By finely feathering-in her Pacific cool to a gritty, more urban sense of persistent chaos, Chalkboard Destiny
may very well be the ten-song set which places pianist Lisa Hilton
well beyond the borders of West Coast fandom and East Coast fetishism and gathers her the wider audience she richly deserves.
And here's hoping, because Chalkboard Destiny
and the quartet Hilton calls her owndrummer Rudy Royston
, bassist Luques Curtis
and JD Allen
on tenor saxcreate a vibe which is really hard to turn away from. Just press play anywhere on the disc and you won't be disappointed in any way.

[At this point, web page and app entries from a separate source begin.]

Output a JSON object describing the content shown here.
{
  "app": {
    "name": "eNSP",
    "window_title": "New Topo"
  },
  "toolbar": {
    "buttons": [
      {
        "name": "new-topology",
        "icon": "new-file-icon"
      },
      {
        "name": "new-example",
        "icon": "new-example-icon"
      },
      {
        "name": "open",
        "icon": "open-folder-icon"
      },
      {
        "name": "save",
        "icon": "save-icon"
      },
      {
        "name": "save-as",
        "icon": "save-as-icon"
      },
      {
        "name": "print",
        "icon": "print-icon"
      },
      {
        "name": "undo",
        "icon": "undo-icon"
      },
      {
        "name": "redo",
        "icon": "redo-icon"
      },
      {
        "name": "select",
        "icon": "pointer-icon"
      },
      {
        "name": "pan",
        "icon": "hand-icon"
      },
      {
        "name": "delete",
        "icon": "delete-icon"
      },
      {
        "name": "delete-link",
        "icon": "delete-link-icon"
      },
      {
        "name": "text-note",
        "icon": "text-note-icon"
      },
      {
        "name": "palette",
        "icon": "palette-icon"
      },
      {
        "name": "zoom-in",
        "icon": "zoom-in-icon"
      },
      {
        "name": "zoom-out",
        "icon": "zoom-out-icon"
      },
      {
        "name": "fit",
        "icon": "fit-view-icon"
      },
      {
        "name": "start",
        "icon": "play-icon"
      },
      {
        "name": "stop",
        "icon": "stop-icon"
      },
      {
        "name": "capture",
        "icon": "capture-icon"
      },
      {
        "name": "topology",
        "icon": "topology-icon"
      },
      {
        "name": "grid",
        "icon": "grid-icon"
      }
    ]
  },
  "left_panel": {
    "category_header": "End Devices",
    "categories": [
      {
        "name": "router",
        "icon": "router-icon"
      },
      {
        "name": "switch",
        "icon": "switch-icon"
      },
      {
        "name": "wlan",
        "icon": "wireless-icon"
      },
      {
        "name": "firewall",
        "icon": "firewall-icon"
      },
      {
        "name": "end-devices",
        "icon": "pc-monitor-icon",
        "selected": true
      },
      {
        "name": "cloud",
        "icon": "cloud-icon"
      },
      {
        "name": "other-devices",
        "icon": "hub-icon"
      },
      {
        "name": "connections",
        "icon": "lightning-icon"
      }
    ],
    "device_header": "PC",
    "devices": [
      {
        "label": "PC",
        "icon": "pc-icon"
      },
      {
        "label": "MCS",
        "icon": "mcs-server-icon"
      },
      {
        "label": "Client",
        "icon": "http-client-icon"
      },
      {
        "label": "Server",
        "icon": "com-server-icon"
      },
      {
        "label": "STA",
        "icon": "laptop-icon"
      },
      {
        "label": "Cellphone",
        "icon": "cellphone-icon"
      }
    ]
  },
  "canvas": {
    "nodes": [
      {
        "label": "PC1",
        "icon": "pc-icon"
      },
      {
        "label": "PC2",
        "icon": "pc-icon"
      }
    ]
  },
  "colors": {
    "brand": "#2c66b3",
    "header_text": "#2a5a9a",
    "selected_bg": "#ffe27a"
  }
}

Just the opposite, to be exact. For there is a richness to the sound of four people playing music meant to capture your attention, as Hilton's intrigue makes her compositions more malleable than ever, opening time and space for her and her cohorts to re-imagine and define.
Royston's skittering and Curtis's deep tone pull you immediately into the blues-tango "Rush Hour Rhapsody" which opens Chalkboard Destiny
's inescapable narrative. Hilton rolls darkly for and against Allen, whose solos, either with just the rhythm section or with Hilton onboard, are concise, yet spontaneous. "Sympathy For Blues" slithers in with an early-morning downtown groove, reminiscent of "Killer Joe," which each player makes their own; Hilton's solos captivate with their curlicue moments and classical gestures. Curtis roams past the bars and beats on the sheets and never loses the pull, as does Royston. Allen takes his liberties.
"Chalkboard Destiny," "Temporary Lullaby," and the elastic emotionality of Joni Mitchell
's "Blue Boy" are the heart and soul of the disc, and what any listener of this grand language comes to the music for. The title track's crescendos climb high only to free fall at their peak into spotlit spaces for conga line and dance. The quiet depth achieved on "Temporary Lullaby" simply has to be heard, not spoken or written about. The quartet's expansive rendering of the fifty-year-old "Blue Boy" only proves that we share the same heart here, then, now, and forever.
Perhaps it is true that most women have to coax their male counterparts to the dance floor but not Hilton. "Tropic of Tango" has the guys tangoing about in a muscular yet stylish way. With no individual track running longer than 5 minutes and 49 seconds, Hilton packs a lot into small spaces such as "Cafe Au Mojo" and "Adventures & Alibis"; all readily attest to a recording that is simply one of the best of the year.
Rush Hour Rhapsody;
Sympathy for Blues;
Tropic of Tango;
Waltz from Nowhere;
Myths & Fantasy;
Café Au Mojo;
Adventures & Alibis.
Lisa Hilton: piano; JD Allen: tenor saxophone; Rudy Royston: drums; Luques Curtis: bass.